• INSTRUCTIONS FOR THE TASK
Retrieve all lines below that have the string "Glossy".

• DATA SECTION

○ ○ ○ ○ ○ ○ ○

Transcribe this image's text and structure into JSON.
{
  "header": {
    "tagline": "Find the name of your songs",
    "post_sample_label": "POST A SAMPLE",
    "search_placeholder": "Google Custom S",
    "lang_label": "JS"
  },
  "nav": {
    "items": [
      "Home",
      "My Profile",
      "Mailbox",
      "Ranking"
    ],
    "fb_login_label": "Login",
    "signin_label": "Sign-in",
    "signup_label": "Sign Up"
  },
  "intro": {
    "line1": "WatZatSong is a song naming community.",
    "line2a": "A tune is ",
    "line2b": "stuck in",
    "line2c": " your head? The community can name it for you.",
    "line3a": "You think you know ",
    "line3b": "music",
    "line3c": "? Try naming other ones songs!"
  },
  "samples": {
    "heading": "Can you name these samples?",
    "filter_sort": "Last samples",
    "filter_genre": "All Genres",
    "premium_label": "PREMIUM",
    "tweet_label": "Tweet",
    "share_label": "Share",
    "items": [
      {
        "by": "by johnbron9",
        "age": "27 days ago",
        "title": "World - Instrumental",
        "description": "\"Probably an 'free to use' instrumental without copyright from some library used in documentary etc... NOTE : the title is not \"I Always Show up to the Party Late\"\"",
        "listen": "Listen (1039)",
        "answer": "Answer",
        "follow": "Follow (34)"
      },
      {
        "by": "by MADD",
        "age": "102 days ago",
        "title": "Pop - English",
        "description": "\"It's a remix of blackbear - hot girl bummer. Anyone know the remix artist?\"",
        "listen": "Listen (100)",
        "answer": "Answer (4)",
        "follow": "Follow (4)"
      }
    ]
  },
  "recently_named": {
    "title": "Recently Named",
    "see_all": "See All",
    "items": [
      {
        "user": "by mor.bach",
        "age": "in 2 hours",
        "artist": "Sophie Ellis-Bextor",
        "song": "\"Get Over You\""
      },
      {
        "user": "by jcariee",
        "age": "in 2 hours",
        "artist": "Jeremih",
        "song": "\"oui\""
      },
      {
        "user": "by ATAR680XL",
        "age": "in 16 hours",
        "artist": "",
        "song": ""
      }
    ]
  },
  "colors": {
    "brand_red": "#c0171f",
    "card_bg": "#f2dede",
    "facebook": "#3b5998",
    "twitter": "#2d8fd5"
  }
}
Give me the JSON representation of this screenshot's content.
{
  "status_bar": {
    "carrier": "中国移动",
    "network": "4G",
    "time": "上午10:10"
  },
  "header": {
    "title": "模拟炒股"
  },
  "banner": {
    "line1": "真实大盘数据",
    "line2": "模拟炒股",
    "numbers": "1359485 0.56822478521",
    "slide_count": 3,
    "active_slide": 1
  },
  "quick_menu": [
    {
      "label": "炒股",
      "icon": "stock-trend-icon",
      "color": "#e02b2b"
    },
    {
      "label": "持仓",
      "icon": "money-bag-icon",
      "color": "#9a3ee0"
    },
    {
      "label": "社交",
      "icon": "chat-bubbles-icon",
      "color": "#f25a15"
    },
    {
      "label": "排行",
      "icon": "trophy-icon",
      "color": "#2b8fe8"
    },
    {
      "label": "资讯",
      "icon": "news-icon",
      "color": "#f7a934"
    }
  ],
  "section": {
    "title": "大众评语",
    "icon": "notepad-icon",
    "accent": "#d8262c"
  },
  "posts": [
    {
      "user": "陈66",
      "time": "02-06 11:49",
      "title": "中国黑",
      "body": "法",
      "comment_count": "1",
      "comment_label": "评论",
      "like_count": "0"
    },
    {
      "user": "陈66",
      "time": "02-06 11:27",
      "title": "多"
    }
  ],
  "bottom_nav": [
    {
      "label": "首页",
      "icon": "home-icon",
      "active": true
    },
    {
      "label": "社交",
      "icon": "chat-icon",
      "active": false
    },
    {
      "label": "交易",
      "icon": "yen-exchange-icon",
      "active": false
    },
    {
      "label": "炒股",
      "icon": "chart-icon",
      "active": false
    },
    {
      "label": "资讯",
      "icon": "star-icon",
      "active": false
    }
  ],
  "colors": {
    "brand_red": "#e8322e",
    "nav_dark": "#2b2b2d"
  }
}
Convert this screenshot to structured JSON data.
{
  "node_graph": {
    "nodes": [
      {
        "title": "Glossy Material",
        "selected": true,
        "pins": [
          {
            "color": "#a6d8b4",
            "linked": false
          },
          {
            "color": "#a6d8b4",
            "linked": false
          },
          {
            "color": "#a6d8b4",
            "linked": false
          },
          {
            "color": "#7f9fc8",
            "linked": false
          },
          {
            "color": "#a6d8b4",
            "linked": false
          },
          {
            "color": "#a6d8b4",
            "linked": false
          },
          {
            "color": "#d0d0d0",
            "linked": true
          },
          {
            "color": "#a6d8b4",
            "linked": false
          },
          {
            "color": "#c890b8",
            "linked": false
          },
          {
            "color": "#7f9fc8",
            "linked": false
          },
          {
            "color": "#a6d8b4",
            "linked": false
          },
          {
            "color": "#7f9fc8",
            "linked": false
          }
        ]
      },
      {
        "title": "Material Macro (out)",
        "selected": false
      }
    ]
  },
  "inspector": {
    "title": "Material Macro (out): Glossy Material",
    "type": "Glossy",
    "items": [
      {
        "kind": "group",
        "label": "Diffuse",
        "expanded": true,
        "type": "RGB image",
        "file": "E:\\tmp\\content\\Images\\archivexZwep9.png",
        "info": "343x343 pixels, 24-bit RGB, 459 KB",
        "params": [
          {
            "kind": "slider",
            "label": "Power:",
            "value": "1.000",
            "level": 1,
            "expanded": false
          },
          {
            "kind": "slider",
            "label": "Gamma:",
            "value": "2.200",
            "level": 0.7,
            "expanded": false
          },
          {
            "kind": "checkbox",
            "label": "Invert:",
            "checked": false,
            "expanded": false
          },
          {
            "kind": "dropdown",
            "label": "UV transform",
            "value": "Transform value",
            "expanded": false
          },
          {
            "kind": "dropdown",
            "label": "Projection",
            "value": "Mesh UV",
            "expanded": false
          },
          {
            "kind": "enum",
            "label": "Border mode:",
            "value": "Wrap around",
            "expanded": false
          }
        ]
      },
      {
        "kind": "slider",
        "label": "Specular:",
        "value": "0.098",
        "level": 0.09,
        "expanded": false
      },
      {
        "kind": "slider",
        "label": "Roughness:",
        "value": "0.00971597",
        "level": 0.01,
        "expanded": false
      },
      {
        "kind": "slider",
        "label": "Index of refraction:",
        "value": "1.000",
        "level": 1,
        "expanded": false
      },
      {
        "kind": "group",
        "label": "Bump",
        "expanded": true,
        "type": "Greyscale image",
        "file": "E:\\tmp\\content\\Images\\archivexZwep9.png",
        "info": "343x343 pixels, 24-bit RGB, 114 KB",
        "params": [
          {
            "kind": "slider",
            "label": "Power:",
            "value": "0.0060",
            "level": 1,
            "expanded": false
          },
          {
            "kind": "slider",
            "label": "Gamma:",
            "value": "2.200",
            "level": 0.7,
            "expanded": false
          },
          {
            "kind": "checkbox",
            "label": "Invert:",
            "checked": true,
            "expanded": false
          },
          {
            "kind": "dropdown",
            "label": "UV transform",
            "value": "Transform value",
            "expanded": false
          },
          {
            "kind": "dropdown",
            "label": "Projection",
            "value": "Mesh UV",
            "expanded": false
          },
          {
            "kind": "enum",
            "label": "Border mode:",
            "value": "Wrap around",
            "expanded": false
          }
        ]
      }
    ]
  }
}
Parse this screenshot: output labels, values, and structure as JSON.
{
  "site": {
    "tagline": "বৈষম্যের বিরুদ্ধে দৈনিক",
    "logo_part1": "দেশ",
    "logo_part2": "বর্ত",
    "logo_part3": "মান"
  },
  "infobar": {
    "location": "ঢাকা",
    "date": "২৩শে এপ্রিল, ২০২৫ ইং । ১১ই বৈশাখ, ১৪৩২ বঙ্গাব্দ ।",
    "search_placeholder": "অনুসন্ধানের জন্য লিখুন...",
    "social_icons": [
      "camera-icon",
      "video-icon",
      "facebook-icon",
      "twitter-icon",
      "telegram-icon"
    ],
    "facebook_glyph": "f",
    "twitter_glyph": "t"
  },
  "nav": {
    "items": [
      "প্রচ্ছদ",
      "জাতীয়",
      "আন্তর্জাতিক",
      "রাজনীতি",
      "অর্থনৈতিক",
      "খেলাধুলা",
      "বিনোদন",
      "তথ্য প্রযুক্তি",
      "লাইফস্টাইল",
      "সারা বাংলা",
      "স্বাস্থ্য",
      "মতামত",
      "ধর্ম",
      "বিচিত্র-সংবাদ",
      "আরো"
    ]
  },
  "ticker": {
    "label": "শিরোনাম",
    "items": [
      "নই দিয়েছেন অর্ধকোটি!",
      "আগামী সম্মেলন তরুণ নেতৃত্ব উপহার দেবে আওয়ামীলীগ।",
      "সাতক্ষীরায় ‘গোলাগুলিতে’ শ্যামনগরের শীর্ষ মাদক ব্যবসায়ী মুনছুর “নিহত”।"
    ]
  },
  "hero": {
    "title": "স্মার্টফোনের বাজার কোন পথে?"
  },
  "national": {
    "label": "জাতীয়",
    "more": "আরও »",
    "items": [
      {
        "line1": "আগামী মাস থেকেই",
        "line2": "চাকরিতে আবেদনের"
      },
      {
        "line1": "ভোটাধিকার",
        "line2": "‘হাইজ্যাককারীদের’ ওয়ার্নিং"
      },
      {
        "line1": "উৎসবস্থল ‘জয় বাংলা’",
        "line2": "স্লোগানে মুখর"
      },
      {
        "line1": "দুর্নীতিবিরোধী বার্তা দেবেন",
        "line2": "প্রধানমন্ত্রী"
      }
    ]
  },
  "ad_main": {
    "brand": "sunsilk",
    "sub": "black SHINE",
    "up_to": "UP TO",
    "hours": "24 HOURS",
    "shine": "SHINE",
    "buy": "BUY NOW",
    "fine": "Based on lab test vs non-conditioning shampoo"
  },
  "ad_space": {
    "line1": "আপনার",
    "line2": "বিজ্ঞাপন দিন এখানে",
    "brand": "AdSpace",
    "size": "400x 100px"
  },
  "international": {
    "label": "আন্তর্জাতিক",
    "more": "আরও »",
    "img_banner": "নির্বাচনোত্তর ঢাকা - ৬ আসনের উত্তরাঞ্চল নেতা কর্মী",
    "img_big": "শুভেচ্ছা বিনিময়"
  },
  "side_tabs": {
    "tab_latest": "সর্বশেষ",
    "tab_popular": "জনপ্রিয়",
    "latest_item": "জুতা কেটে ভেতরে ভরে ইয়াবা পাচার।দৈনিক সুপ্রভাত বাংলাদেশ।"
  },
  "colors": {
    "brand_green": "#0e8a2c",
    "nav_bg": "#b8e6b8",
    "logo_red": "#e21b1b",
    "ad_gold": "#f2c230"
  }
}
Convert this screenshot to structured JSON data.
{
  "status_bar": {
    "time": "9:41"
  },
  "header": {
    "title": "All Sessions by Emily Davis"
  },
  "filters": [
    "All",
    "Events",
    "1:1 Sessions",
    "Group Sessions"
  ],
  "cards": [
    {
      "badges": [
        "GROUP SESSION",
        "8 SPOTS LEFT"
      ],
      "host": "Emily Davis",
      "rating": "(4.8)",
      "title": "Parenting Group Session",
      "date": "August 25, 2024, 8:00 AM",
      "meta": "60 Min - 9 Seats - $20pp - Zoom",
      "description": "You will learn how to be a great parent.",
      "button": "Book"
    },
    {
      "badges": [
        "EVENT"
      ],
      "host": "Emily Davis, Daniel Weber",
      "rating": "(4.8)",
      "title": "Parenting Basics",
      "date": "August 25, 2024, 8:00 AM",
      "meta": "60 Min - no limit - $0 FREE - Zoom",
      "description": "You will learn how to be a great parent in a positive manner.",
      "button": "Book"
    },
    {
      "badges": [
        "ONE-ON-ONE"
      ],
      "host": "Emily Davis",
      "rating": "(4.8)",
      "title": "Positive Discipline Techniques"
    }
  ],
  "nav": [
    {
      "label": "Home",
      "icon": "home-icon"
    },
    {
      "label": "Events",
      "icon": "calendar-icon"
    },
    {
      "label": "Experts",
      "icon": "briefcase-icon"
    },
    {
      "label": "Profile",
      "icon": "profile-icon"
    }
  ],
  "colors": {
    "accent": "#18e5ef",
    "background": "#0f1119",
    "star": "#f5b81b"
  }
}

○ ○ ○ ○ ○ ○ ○

• EXERCISE SOLUTION
        "title": "Glossy Material",
    "title": "Material Macro (out): Glossy Material",
    "type": "Glossy",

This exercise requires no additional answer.